EXERCISE —
Print out the records in full, keeping each word unchanged.

Stored entries:
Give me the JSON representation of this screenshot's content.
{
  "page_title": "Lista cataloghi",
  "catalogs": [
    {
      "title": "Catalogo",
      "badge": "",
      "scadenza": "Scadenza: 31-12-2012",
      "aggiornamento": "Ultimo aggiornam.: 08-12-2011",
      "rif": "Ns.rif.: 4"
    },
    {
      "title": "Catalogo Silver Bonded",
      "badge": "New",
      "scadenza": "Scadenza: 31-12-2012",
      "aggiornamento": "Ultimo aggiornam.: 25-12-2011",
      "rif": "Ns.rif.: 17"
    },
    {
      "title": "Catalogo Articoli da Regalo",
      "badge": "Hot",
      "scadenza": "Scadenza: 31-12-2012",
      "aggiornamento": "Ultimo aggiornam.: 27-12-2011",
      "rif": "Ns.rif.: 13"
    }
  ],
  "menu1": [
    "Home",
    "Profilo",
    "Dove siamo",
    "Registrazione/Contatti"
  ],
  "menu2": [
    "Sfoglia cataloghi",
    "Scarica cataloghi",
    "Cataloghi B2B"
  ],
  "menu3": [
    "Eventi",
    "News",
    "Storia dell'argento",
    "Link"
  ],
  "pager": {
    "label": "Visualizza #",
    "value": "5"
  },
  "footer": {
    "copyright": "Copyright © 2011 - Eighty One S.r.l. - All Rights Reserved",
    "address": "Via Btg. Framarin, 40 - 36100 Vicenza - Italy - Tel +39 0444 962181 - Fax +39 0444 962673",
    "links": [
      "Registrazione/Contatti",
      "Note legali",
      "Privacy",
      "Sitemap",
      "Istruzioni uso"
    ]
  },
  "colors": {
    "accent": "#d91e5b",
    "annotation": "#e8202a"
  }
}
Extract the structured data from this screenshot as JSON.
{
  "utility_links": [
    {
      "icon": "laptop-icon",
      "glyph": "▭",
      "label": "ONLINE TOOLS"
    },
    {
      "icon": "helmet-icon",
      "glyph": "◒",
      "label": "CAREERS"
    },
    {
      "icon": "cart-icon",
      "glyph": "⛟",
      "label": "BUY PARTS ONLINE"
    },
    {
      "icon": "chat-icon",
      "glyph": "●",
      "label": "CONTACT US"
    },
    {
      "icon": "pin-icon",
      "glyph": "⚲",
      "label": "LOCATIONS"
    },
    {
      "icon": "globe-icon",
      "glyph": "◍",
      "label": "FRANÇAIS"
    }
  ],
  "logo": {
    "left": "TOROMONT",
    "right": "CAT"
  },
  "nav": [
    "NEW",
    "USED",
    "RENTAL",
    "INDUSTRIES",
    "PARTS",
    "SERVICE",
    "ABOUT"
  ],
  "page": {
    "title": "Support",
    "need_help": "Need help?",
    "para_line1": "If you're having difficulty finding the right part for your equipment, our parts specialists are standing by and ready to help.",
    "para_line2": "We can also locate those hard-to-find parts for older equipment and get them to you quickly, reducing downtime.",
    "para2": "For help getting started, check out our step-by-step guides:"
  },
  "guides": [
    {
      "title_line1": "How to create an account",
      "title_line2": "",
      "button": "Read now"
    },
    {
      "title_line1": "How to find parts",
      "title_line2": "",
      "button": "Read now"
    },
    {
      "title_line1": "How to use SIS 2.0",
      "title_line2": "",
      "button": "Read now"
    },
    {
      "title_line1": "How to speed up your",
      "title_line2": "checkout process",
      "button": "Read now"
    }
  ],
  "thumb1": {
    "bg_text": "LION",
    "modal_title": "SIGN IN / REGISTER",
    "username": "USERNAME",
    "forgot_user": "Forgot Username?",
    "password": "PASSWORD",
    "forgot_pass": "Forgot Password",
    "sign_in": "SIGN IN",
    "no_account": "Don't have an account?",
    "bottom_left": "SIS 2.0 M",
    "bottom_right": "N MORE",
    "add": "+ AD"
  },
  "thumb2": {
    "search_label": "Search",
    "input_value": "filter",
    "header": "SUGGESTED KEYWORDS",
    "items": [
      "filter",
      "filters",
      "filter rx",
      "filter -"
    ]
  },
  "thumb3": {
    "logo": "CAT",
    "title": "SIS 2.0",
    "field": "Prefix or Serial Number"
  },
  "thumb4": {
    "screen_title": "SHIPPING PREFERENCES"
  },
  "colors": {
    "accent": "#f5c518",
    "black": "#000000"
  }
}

EXERCISE RESPONSE —
Give me the JSON representation of this screenshot's content.
{
  "page_title": "Lista cataloghi",
  "catalogs": [
    {
      "title": "Catalogo",
      "badge": "",
      "scadenza": "Scadenza: 31-12-2012",
      "aggiornamento": "Ultimo aggiornam.: 08-12-2011",
      "rif": "Ns.rif.: 4"
    },
    {
      "title": "Catalogo Silver Bonded",
      "badge": "New",
      "scadenza": "Scadenza: 31-12-2012",
      "aggiornamento": "Ultimo aggiornam.: 25-12-2011",
      "rif": "Ns.rif.: 17"
    },
    {
      "title": "Catalogo Articoli da Regalo",
      "badge": "Hot",
      "scadenza": "Scadenza: 31-12-2012",
      "aggiornamento": "Ultimo aggiornam.: 27-12-2011",
      "rif": "Ns.rif.: 13"
    }
  ],
  "menu1": [
    "Home",
    "Profilo",
    "Dove siamo",
    "Registrazione/Contatti"
  ],
  "menu2": [
    "Sfoglia cataloghi",
    "Scarica cataloghi",
    "Cataloghi B2B"
  ],
  "menu3": [
    "Eventi",
    "News",
    "Storia dell'argento",
    "Link"
  ],
  "pager": {
    "label": "Visualizza #",
    "value": "5"
  },
  "footer": {
    "copyright": "Copyright © 2011 - Eighty One S.r.l. - All Rights Reserved",
    "address": "Via Btg. Framarin, 40 - 36100 Vicenza - Italy - Tel +39 0444 962181 - Fax +39 0444 962673",
    "links": [
      "Registrazione/Contatti",
      "Note legali",
      "Privacy",
      "Sitemap",
      "Istruzioni uso"
    ]
  },
  "colors": {
    "accent": "#d91e5b",
    "annotation": "#e8202a"
  }
}
Extract the structured data from this screenshot as JSON.
{
  "utility_links": [
    {
      "icon": "laptop-icon",
      "glyph": "▭",
      "label": "ONLINE TOOLS"
    },
    {
      "icon": "helmet-icon",
      "glyph": "◒",
      "label": "CAREERS"
    },
    {
      "icon": "cart-icon",
      "glyph": "⛟",
      "label": "BUY PARTS ONLINE"
    },
    {
      "icon": "chat-icon",
      "glyph": "●",
      "label": "CONTACT US"
    },
    {
      "icon": "pin-icon",
      "glyph": "⚲",
      "label": "LOCATIONS"
    },
    {
      "icon": "globe-icon",
      "glyph": "◍",
      "label": "FRANÇAIS"
    }
  ],
  "logo": {
    "left": "TOROMONT",
    "right": "CAT"
  },
  "nav": [
    "NEW",
    "USED",
    "RENTAL",
    "INDUSTRIES",
    "PARTS",
    "SERVICE",
    "ABOUT"
  ],
  "page": {
    "title": "Support",
    "need_help": "Need help?",
    "para_line1": "If you're having difficulty finding the right part for your equipment, our parts specialists are standing by and ready to help.",
    "para_line2": "We can also locate those hard-to-find parts for older equipment and get them to you quickly, reducing downtime.",
    "para2": "For help getting started, check out our step-by-step guides:"
  },
  "guides": [
    {
      "title_line1": "How to create an account",
      "title_line2": "",
      "button": "Read now"
    },
    {
      "title_line1": "How to find parts",
      "title_line2": "",
      "button": "Read now"
    },
    {
      "title_line1": "How to use SIS 2.0",
      "title_line2": "",
      "button": "Read now"
    },
    {
      "title_line1": "How to speed up your",
      "title_line2": "checkout process",
      "button": "Read now"
    }
  ],
  "thumb1": {
    "bg_text": "LION",
    "modal_title": "SIGN IN / REGISTER",
    "username": "USERNAME",
    "forgot_user": "Forgot Username?",
    "password": "PASSWORD",
    "forgot_pass": "Forgot Password",
    "sign_in": "SIGN IN",
    "no_account": "Don't have an account?",
    "bottom_left": "SIS 2.0 M",
    "bottom_right": "N MORE",
    "add": "+ AD"
  },
  "thumb2": {
    "search_label": "Search",
    "input_value": "filter",
    "header": "SUGGESTED KEYWORDS",
    "items": [
      "filter",
      "filters",
      "filter rx",
      "filter -"
    ]
  },
  "thumb3": {
    "logo": "CAT",
    "title": "SIS 2.0",
    "field": "Prefix or Serial Number"
  },
  "thumb4": {
    "screen_title": "SHIPPING PREFERENCES"
  },
  "colors": {
    "accent": "#f5c518",
    "black": "#000000"
  }
}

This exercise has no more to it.